In the aftermath of World War II, Ghandi was once asked what he thought about western civilization, and  replied, “I think it would be a good idea.”

I would propose the same reply to , “what do you think about capitalism?”  It would be a good idea.

Much of the criticism that has been focused on capitalism is undeserved.  The problem was less deregulation than the failure of regulation to keep up with financial innovation.  Capitalism requires regulation just as democracy requires laws and courts.

So much of this financial meltdown was caused by poor regulation and government policy, and their interference with capitalistic enterprise, yet few proposals at regulatory reform address the government’s role.

When a large enterprise is deemed too big to fail and carries an implicit government guarantee, it faces a much lower cost of risk than its smaller competitors who cannot depend on government sharing its losses.  This weakens the independent bankers and financial institutions. It weakens the system.

When the FDIC insures the weak as well as the strong, we will invest in the higher paying CDs at weaker institutions because the government bears the risk. The sounder banks suffer.

Capitalism is mischaracterized even by its defenders. It is not about greed. Greed existed long before capitalism and will exist long after a better system is found. It is not about self interest which may just be a less offensive form of greed.

Capitalism is about the competition of ideas.  Good ideas much be allowed to succeed, but more importantly bad ideas must be allowed to fail.

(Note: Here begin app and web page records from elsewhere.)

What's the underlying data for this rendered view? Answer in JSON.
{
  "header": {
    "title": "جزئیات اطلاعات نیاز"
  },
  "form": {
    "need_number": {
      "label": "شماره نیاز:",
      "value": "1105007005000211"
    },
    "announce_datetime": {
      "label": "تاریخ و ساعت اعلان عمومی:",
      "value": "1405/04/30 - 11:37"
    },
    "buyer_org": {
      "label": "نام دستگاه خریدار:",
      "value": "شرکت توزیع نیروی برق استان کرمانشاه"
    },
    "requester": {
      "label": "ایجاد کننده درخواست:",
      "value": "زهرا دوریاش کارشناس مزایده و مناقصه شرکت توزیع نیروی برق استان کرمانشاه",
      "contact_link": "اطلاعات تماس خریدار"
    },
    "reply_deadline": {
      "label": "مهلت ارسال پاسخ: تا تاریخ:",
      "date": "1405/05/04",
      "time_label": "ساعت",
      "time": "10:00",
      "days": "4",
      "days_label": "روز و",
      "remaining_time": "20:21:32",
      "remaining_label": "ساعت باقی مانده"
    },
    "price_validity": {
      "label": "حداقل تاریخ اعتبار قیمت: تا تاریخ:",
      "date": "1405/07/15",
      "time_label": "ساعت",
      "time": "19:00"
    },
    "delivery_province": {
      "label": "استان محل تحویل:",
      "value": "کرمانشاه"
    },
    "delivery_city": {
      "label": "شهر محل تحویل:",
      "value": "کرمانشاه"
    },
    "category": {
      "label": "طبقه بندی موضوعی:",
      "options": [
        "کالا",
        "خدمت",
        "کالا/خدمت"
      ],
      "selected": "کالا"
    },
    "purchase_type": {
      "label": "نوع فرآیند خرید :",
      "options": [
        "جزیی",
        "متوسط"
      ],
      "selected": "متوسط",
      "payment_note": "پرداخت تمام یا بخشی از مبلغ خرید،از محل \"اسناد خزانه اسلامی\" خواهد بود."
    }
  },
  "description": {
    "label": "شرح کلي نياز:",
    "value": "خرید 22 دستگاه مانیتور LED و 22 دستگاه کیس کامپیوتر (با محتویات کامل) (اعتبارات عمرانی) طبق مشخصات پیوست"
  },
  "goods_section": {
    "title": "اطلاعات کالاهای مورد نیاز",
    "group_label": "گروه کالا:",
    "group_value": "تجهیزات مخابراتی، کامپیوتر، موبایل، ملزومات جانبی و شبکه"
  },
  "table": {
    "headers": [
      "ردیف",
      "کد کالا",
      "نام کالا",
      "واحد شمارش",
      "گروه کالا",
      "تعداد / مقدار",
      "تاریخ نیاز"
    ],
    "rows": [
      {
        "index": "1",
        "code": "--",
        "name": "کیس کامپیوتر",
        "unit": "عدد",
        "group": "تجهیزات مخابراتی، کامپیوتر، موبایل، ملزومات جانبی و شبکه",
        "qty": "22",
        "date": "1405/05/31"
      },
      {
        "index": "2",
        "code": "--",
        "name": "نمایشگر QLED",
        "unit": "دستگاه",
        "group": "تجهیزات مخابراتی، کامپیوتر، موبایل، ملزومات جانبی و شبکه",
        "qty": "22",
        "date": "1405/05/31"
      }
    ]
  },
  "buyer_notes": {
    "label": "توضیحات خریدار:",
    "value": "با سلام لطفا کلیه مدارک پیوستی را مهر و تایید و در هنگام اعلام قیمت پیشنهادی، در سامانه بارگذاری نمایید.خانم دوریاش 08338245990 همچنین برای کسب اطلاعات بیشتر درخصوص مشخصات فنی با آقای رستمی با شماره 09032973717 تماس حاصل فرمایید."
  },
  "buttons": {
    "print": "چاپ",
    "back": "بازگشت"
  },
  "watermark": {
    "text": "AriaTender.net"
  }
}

The capital will thus be redeployed to generate more innovative and competitive ideas.

Central planning, socialism, or excessive regulation is the opposite of competition;  these forms of elitism force homogenized ideas on everyone alike.  If the governing elite picks great ideas then everything is wonderful, but if they pick bad ideas financial catastrophe results.  Since the elite will only know a fraction of what everyone in society knows the chance of them ‘picking’ a better system than the competition of the market place is nil.

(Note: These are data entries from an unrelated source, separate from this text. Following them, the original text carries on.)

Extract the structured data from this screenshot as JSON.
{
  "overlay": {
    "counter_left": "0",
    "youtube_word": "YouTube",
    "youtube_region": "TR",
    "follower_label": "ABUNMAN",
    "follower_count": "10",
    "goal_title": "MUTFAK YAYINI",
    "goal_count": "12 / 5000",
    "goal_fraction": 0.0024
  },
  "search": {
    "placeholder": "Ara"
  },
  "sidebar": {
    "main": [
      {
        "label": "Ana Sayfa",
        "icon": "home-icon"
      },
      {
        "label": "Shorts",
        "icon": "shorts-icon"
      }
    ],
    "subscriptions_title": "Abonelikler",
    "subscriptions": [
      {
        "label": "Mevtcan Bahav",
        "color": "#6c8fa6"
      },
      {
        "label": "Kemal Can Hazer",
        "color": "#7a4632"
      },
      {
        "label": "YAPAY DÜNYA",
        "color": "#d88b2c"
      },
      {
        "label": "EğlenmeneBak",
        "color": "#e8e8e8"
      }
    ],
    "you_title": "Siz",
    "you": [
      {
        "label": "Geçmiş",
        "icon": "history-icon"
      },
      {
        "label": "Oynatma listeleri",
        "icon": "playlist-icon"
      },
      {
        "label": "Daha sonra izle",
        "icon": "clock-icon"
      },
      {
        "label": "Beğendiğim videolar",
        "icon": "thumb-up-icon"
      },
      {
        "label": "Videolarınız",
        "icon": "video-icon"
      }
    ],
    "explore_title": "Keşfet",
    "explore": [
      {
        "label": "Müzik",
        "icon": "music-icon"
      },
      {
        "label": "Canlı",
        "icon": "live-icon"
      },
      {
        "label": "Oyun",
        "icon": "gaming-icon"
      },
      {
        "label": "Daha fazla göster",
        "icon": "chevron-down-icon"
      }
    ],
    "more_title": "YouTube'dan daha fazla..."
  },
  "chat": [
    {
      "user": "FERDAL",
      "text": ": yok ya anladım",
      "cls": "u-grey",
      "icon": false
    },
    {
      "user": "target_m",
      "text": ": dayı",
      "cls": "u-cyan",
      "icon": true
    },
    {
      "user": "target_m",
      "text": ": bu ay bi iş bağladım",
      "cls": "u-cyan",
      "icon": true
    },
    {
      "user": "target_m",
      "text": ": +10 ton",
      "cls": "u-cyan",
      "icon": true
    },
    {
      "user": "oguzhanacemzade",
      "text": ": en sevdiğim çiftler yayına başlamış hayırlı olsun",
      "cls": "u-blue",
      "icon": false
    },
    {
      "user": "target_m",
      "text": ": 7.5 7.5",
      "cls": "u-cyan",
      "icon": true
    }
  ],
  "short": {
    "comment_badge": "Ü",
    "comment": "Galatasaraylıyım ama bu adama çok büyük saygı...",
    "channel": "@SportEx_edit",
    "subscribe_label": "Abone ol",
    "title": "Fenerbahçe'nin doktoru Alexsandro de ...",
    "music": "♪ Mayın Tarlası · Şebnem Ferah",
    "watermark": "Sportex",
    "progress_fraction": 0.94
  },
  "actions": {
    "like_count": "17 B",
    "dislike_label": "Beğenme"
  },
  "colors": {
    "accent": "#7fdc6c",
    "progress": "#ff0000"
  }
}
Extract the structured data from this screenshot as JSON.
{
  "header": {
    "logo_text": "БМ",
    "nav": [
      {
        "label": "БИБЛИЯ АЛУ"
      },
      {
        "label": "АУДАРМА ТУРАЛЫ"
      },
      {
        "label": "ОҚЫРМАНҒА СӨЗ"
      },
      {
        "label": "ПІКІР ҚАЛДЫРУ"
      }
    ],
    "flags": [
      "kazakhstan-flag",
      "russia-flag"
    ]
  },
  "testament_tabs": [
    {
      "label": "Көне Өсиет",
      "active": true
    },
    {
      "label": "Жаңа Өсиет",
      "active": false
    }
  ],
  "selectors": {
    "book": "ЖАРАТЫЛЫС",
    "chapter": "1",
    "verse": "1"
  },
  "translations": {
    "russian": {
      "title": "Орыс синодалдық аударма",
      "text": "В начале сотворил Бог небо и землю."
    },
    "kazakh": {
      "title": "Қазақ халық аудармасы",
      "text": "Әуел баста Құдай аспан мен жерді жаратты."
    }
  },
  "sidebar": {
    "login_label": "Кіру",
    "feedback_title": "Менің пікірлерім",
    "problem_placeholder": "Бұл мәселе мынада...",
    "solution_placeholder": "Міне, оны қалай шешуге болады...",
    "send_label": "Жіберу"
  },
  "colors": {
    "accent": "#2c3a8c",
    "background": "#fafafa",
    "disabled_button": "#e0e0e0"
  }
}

Lessons of this financial period will be woefully incomplete if we omit the analysis on the regulations that caused the problem and focus only on the absence of regulations that could have prevented it.